§ **Problem**
Leaving out the images, return the data below exactly as it is written.
(Records for the task begins)
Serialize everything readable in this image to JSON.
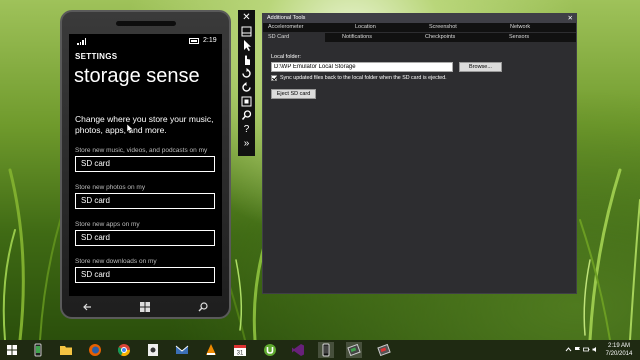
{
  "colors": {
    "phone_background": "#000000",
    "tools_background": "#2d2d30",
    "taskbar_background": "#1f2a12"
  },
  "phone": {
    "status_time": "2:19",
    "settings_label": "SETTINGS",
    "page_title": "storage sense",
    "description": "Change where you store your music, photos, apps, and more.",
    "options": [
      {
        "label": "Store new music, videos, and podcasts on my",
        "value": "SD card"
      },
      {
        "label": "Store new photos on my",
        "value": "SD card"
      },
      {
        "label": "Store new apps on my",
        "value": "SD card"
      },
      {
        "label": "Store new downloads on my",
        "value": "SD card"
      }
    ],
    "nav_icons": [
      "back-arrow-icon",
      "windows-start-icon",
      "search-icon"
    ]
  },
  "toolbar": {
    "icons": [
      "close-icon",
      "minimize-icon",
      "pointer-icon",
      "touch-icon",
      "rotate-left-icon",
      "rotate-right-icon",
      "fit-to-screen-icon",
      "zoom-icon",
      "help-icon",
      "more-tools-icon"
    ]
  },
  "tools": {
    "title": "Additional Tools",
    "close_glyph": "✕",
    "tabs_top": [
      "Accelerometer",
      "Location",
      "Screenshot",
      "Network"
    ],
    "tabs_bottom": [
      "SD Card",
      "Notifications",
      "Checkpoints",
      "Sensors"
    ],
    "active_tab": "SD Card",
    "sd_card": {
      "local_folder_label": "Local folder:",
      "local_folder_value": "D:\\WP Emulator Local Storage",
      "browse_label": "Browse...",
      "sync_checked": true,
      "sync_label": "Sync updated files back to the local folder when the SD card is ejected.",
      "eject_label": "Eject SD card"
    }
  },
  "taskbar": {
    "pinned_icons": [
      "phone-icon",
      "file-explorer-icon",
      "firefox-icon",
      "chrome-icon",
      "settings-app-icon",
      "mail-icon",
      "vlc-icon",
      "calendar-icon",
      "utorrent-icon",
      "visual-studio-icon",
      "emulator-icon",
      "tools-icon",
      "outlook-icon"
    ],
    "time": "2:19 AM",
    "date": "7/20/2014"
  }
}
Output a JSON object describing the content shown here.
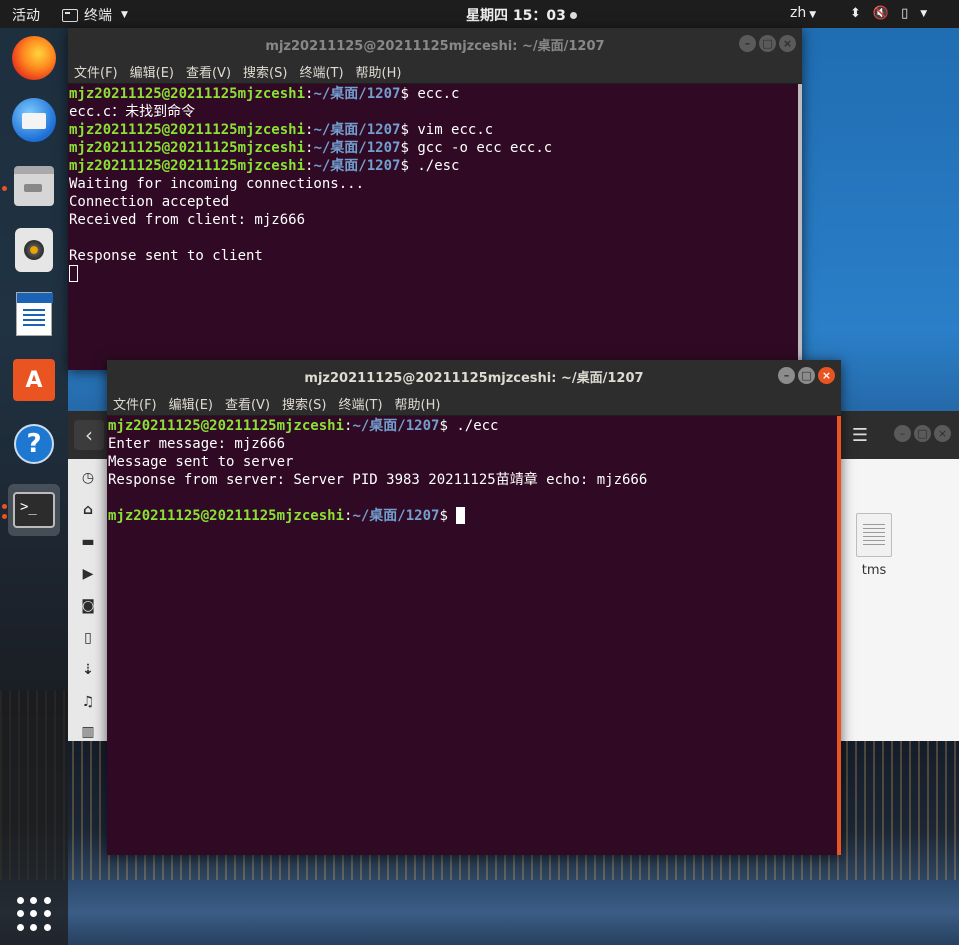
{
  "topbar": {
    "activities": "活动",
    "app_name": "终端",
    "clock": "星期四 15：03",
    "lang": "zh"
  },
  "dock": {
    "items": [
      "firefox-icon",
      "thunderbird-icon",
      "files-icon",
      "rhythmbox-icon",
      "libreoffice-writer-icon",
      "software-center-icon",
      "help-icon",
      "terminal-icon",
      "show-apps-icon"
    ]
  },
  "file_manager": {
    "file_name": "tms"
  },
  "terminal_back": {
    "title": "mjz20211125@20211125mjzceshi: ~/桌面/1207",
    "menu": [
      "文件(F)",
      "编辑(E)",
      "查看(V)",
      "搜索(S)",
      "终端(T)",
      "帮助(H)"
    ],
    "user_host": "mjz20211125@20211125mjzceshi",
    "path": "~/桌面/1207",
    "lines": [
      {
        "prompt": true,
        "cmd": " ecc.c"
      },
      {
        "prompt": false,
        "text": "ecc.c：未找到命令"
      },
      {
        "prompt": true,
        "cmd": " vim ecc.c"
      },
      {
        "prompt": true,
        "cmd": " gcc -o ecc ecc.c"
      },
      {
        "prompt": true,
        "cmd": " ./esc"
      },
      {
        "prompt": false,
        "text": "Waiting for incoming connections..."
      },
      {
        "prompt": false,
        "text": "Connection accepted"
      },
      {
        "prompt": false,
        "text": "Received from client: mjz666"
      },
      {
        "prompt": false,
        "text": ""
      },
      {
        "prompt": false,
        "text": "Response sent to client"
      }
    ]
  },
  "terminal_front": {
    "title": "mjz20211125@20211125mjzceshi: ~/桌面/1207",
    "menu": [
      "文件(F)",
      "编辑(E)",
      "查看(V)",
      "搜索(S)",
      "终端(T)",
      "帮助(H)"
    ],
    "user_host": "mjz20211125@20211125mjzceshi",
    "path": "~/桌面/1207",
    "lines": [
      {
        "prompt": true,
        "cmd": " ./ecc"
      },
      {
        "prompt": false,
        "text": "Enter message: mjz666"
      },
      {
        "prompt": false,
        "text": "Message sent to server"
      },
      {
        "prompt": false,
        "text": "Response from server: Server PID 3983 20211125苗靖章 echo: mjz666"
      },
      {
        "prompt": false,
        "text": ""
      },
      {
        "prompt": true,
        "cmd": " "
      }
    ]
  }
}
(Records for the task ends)
§ **Output below**
Serialize everything readable in this image to JSON.
{
  "colors": {
    "phone_background": "#000000",
    "tools_background": "#2d2d30",
    "taskbar_background": "#1f2a12"
  },
  "phone": {
    "status_time": "2:19",
    "settings_label": "SETTINGS",
    "page_title": "storage sense",
    "description": "Change where you store your music, photos, apps, and more.",
    "options": [
      {
        "label": "Store new music, videos, and podcasts on my",
        "value": "SD card"
      },
      {
        "label": "Store new photos on my",
        "value": "SD card"
      },
      {
        "label": "Store new apps on my",
        "value": "SD card"
      },
      {
        "label": "Store new downloads on my",
        "value": "SD card"
      }
    ],
    "nav_icons": [
      "back-arrow-icon",
      "windows-start-icon",
      "search-icon"
    ]
  },
  "toolbar": {
    "icons": [
      "close-icon",
      "minimize-icon",
      "pointer-icon",
      "touch-icon",
      "rotate-left-icon",
      "rotate-right-icon",
      "fit-to-screen-icon",
      "zoom-icon",
      "help-icon",
      "more-tools-icon"
    ]
  },
  "tools": {
    "title": "Additional Tools",
    "close_glyph": "✕",
    "tabs_top": [
      "Accelerometer",
      "Location",
      "Screenshot",
      "Network"
    ],
    "tabs_bottom": [
      "SD Card",
      "Notifications",
      "Checkpoints",
      "Sensors"
    ],
    "active_tab": "SD Card",
    "sd_card": {
      "local_folder_label": "Local folder:",
      "local_folder_value": "D:\\WP Emulator Local Storage",
      "browse_label": "Browse...",
      "sync_checked": true,
      "sync_label": "Sync updated files back to the local folder when the SD card is ejected.",
      "eject_label": "Eject SD card"
    }
  },
  "taskbar": {
    "pinned_icons": [
      "phone-icon",
      "file-explorer-icon",
      "firefox-icon",
      "chrome-icon",
      "settings-app-icon",
      "mail-icon",
      "vlc-icon",
      "calendar-icon",
      "utorrent-icon",
      "visual-studio-icon",
      "emulator-icon",
      "tools-icon",
      "outlook-icon"
    ],
    "time": "2:19 AM",
    "date": "7/20/2014"
  }
}
Output a JSON object describing the content shown here.
{
  "topbar": {
    "activities": "活动",
    "app_name": "终端",
    "clock": "星期四 15：03",
    "lang": "zh"
  },
  "dock": {
    "items": [
      "firefox-icon",
      "thunderbird-icon",
      "files-icon",
      "rhythmbox-icon",
      "libreoffice-writer-icon",
      "software-center-icon",
      "help-icon",
      "terminal-icon",
      "show-apps-icon"
    ]
  },
  "file_manager": {
    "file_name": "tms"
  },
  "terminal_back": {
    "title": "mjz20211125@20211125mjzceshi: ~/桌面/1207",
    "menu": [
      "文件(F)",
      "编辑(E)",
      "查看(V)",
      "搜索(S)",
      "终端(T)",
      "帮助(H)"
    ],
    "user_host": "mjz20211125@20211125mjzceshi",
    "path": "~/桌面/1207",
    "lines": [
      {
        "prompt": true,
        "cmd": " ecc.c"
      },
      {
        "prompt": false,
        "text": "ecc.c：未找到命令"
      },
      {
        "prompt": true,
        "cmd": " vim ecc.c"
      },
      {
        "prompt": true,
        "cmd": " gcc -o ecc ecc.c"
      },
      {
        "prompt": true,
        "cmd": " ./esc"
      },
      {
        "prompt": false,
        "text": "Waiting for incoming connections..."
      },
      {
        "prompt": false,
        "text": "Connection accepted"
      },
      {
        "prompt": false,
        "text": "Received from client: mjz666"
      },
      {
        "prompt": false,
        "text": ""
      },
      {
        "prompt": false,
        "text": "Response sent to client"
      }
    ]
  },
  "terminal_front": {
    "title": "mjz20211125@20211125mjzceshi: ~/桌面/1207",
    "menu": [
      "文件(F)",
      "编辑(E)",
      "查看(V)",
      "搜索(S)",
      "终端(T)",
      "帮助(H)"
    ],
    "user_host": "mjz20211125@20211125mjzceshi",
    "path": "~/桌面/1207",
    "lines": [
      {
        "prompt": true,
        "cmd": " ./ecc"
      },
      {
        "prompt": false,
        "text": "Enter message: mjz666"
      },
      {
        "prompt": false,
        "text": "Message sent to server"
      },
      {
        "prompt": false,
        "text": "Response from server: Server PID 3983 20211125苗靖章 echo: mjz666"
      },
      {
        "prompt": false,
        "text": ""
      },
      {
        "prompt": true,
        "cmd": " "
      }
    ]
  }
}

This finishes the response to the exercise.